MATERIAL SUPPLIED: Begin

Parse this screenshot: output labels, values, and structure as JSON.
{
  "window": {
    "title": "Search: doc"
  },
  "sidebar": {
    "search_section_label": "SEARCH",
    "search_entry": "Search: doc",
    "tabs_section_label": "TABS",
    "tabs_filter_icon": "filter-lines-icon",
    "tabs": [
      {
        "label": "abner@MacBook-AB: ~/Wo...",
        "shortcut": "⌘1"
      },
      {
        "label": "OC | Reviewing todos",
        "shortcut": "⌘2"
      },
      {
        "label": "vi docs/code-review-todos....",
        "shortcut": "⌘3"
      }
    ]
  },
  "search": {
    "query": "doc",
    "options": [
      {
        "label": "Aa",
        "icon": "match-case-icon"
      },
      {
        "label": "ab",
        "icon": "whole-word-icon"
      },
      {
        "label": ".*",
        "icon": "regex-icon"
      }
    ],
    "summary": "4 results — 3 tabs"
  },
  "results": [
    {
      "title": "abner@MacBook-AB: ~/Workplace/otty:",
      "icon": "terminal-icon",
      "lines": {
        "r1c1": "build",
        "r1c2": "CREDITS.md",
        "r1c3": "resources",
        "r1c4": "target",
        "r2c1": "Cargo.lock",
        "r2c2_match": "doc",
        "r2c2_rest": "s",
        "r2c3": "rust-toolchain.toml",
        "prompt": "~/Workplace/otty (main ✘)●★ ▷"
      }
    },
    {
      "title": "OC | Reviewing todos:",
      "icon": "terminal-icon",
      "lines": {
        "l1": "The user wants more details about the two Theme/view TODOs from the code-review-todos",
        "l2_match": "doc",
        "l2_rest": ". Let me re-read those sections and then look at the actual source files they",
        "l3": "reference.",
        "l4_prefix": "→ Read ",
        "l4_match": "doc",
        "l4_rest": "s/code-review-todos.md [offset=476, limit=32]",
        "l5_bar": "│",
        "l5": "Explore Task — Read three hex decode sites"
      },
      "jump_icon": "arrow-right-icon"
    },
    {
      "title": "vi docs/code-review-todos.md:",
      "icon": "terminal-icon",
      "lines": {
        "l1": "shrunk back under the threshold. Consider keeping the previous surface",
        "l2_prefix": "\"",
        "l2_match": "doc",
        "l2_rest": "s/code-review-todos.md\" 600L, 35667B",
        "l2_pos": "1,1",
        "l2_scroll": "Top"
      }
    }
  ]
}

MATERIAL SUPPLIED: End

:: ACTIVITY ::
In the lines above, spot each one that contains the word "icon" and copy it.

:: SOLVED EXERCISE ::
    "tabs_filter_icon": "filter-lines-icon",
        "icon": "match-case-icon"
        "icon": "whole-word-icon"
        "icon": "regex-icon"
      "icon": "terminal-icon",
      "icon": "terminal-icon",
      "jump_icon": "arrow-right-icon"
      "icon": "terminal-icon",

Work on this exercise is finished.